Send back the entries below exactly as they appear.

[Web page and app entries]
◆ ◆ ◆ ◆ ◆ ◆ ◆
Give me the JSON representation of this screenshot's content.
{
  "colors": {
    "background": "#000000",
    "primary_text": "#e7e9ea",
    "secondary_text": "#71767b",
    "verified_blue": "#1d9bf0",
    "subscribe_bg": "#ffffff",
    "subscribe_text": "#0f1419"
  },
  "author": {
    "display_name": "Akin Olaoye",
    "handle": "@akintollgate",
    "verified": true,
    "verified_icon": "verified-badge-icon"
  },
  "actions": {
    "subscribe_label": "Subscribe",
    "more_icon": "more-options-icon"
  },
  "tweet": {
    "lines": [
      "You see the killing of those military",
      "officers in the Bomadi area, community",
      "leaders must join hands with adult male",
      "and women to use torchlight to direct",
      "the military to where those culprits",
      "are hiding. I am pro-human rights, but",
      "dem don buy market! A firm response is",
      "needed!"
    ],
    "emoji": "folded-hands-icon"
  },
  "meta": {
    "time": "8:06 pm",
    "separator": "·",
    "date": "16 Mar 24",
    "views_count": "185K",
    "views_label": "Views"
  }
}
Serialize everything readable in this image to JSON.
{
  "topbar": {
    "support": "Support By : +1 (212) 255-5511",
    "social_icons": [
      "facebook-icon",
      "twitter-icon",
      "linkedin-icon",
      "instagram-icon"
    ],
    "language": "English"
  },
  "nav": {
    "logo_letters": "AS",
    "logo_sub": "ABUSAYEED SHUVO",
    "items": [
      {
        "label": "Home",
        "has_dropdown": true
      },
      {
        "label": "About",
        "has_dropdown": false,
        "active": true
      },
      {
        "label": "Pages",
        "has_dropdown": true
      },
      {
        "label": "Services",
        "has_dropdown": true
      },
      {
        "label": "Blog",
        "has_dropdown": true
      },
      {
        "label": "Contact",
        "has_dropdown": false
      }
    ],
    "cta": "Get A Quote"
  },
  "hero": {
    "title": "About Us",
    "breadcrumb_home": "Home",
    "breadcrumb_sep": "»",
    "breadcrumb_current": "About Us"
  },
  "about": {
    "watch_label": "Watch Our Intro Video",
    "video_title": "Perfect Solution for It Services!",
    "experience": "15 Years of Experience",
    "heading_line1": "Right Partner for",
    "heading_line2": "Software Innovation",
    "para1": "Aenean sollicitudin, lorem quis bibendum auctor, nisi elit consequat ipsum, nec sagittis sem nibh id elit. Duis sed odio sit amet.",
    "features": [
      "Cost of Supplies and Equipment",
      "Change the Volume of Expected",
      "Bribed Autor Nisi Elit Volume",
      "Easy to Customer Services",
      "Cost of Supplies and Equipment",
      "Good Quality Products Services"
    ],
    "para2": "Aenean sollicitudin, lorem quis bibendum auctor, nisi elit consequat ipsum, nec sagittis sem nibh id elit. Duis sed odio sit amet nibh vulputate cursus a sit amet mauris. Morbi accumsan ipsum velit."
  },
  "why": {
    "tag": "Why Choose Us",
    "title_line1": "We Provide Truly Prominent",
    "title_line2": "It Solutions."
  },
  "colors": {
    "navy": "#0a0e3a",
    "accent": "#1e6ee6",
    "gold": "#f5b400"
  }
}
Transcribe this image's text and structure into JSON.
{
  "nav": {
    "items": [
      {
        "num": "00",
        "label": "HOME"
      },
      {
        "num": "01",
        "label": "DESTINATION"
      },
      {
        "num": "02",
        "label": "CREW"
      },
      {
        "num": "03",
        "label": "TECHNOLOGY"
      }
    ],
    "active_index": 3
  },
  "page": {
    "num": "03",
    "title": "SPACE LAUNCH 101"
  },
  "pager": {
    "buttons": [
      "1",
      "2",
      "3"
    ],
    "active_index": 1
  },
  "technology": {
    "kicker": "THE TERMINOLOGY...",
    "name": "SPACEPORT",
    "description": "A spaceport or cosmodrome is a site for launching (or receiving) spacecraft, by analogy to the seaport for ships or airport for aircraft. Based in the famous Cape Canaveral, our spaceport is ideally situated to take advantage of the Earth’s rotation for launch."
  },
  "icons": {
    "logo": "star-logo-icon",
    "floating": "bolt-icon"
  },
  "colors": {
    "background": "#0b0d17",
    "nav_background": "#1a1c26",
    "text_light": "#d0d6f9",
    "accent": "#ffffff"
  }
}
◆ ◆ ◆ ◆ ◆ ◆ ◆
--- EXERCISE RESULT ---
Give me the JSON representation of this screenshot's content.
{
  "colors": {
    "background": "#000000",
    "primary_text": "#e7e9ea",
    "secondary_text": "#71767b",
    "verified_blue": "#1d9bf0",
    "subscribe_bg": "#ffffff",
    "subscribe_text": "#0f1419"
  },
  "author": {
    "display_name": "Akin Olaoye",
    "handle": "@akintollgate",
    "verified": true,
    "verified_icon": "verified-badge-icon"
  },
  "actions": {
    "subscribe_label": "Subscribe",
    "more_icon": "more-options-icon"
  },
  "tweet": {
    "lines": [
      "You see the killing of those military",
      "officers in the Bomadi area, community",
      "leaders must join hands with adult male",
      "and women to use torchlight to direct",
      "the military to where those culprits",
      "are hiding. I am pro-human rights, but",
      "dem don buy market! A firm response is",
      "needed!"
    ],
    "emoji": "folded-hands-icon"
  },
  "meta": {
    "time": "8:06 pm",
    "separator": "·",
    "date": "16 Mar 24",
    "views_count": "185K",
    "views_label": "Views"
  }
}
Serialize everything readable in this image to JSON.
{
  "topbar": {
    "support": "Support By : +1 (212) 255-5511",
    "social_icons": [
      "facebook-icon",
      "twitter-icon",
      "linkedin-icon",
      "instagram-icon"
    ],
    "language": "English"
  },
  "nav": {
    "logo_letters": "AS",
    "logo_sub": "ABUSAYEED SHUVO",
    "items": [
      {
        "label": "Home",
        "has_dropdown": true
      },
      {
        "label": "About",
        "has_dropdown": false,
        "active": true
      },
      {
        "label": "Pages",
        "has_dropdown": true
      },
      {
        "label": "Services",
        "has_dropdown": true
      },
      {
        "label": "Blog",
        "has_dropdown": true
      },
      {
        "label": "Contact",
        "has_dropdown": false
      }
    ],
    "cta": "Get A Quote"
  },
  "hero": {
    "title": "About Us",
    "breadcrumb_home": "Home",
    "breadcrumb_sep": "»",
    "breadcrumb_current": "About Us"
  },
  "about": {
    "watch_label": "Watch Our Intro Video",
    "video_title": "Perfect Solution for It Services!",
    "experience": "15 Years of Experience",
    "heading_line1": "Right Partner for",
    "heading_line2": "Software Innovation",
    "para1": "Aenean sollicitudin, lorem quis bibendum auctor, nisi elit consequat ipsum, nec sagittis sem nibh id elit. Duis sed odio sit amet.",
    "features": [
      "Cost of Supplies and Equipment",
      "Change the Volume of Expected",
      "Bribed Autor Nisi Elit Volume",
      "Easy to Customer Services",
      "Cost of Supplies and Equipment",
      "Good Quality Products Services"
    ],
    "para2": "Aenean sollicitudin, lorem quis bibendum auctor, nisi elit consequat ipsum, nec sagittis sem nibh id elit. Duis sed odio sit amet nibh vulputate cursus a sit amet mauris. Morbi accumsan ipsum velit."
  },
  "why": {
    "tag": "Why Choose Us",
    "title_line1": "We Provide Truly Prominent",
    "title_line2": "It Solutions."
  },
  "colors": {
    "navy": "#0a0e3a",
    "accent": "#1e6ee6",
    "gold": "#f5b400"
  }
}
Transcribe this image's text and structure into JSON.
{
  "nav": {
    "items": [
      {
        "num": "00",
        "label": "HOME"
      },
      {
        "num": "01",
        "label": "DESTINATION"
      },
      {
        "num": "02",
        "label": "CREW"
      },
      {
        "num": "03",
        "label": "TECHNOLOGY"
      }
    ],
    "active_index": 3
  },
  "page": {
    "num": "03",
    "title": "SPACE LAUNCH 101"
  },
  "pager": {
    "buttons": [
      "1",
      "2",
      "3"
    ],
    "active_index": 1
  },
  "technology": {
    "kicker": "THE TERMINOLOGY...",
    "name": "SPACEPORT",
    "description": "A spaceport or cosmodrome is a site for launching (or receiving) spacecraft, by analogy to the seaport for ships or airport for aircraft. Based in the famous Cape Canaveral, our spaceport is ideally situated to take advantage of the Earth’s rotation for launch."
  },
  "icons": {
    "logo": "star-logo-icon",
    "floating": "bolt-icon"
  },
  "colors": {
    "background": "#0b0d17",
    "nav_background": "#1a1c26",
    "text_light": "#d0d6f9",
    "accent": "#ffffff"
  }
}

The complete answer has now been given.